▼

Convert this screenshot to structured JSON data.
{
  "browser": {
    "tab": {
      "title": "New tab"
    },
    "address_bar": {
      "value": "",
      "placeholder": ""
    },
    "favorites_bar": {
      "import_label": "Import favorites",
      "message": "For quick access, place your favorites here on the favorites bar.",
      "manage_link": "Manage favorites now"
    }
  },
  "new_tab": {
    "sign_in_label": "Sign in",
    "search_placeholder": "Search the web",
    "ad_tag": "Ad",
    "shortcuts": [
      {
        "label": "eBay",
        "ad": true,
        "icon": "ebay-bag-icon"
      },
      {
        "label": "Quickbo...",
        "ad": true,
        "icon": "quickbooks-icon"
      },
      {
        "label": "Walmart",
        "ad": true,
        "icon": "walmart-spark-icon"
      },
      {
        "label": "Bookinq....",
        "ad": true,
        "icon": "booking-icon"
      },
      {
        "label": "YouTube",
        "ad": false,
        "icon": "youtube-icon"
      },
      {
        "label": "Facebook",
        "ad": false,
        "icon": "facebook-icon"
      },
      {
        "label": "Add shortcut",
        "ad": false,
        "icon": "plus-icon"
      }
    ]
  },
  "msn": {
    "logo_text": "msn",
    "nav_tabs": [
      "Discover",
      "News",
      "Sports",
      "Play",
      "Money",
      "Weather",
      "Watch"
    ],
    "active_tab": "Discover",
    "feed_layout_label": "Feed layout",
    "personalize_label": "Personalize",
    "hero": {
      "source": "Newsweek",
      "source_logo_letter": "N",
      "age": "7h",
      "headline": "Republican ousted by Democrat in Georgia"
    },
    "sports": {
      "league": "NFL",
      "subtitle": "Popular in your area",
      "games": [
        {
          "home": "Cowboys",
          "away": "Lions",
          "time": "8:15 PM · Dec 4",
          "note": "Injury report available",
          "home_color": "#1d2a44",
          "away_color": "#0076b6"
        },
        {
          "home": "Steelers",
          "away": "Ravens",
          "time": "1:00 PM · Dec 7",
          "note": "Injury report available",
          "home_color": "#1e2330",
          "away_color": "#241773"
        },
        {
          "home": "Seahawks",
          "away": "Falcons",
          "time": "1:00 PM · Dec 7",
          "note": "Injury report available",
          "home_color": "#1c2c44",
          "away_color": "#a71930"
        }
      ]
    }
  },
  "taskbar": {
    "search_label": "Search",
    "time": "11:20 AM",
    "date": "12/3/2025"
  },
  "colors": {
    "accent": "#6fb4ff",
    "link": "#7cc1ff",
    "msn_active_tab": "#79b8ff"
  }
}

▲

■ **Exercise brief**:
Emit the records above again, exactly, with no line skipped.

■ **Solution**:
Convert this screenshot to structured JSON data.
{
  "browser": {
    "tab": {
      "title": "New tab"
    },
    "address_bar": {
      "value": "",
      "placeholder": ""
    },
    "favorites_bar": {
      "import_label": "Import favorites",
      "message": "For quick access, place your favorites here on the favorites bar.",
      "manage_link": "Manage favorites now"
    }
  },
  "new_tab": {
    "sign_in_label": "Sign in",
    "search_placeholder": "Search the web",
    "ad_tag": "Ad",
    "shortcuts": [
      {
        "label": "eBay",
        "ad": true,
        "icon": "ebay-bag-icon"
      },
      {
        "label": "Quickbo...",
        "ad": true,
        "icon": "quickbooks-icon"
      },
      {
        "label": "Walmart",
        "ad": true,
        "icon": "walmart-spark-icon"
      },
      {
        "label": "Bookinq....",
        "ad": true,
        "icon": "booking-icon"
      },
      {
        "label": "YouTube",
        "ad": false,
        "icon": "youtube-icon"
      },
      {
        "label": "Facebook",
        "ad": false,
        "icon": "facebook-icon"
      },
      {
        "label": "Add shortcut",
        "ad": false,
        "icon": "plus-icon"
      }
    ]
  },
  "msn": {
    "logo_text": "msn",
    "nav_tabs": [
      "Discover",
      "News",
      "Sports",
      "Play",
      "Money",
      "Weather",
      "Watch"
    ],
    "active_tab": "Discover",
    "feed_layout_label": "Feed layout",
    "personalize_label": "Personalize",
    "hero": {
      "source": "Newsweek",
      "source_logo_letter": "N",
      "age": "7h",
      "headline": "Republican ousted by Democrat in Georgia"
    },
    "sports": {
      "league": "NFL",
      "subtitle": "Popular in your area",
      "games": [
        {
          "home": "Cowboys",
          "away": "Lions",
          "time": "8:15 PM · Dec 4",
          "note": "Injury report available",
          "home_color": "#1d2a44",
          "away_color": "#0076b6"
        },
        {
          "home": "Steelers",
          "away": "Ravens",
          "time": "1:00 PM · Dec 7",
          "note": "Injury report available",
          "home_color": "#1e2330",
          "away_color": "#241773"
        },
        {
          "home": "Seahawks",
          "away": "Falcons",
          "time": "1:00 PM · Dec 7",
          "note": "Injury report available",
          "home_color": "#1c2c44",
          "away_color": "#a71930"
        }
      ]
    }
  },
  "taskbar": {
    "search_label": "Search",
    "time": "11:20 AM",
    "date": "12/3/2025"
  },
  "colors": {
    "accent": "#6fb4ff",
    "link": "#7cc1ff",
    "msn_active_tab": "#79b8ff"
  }
}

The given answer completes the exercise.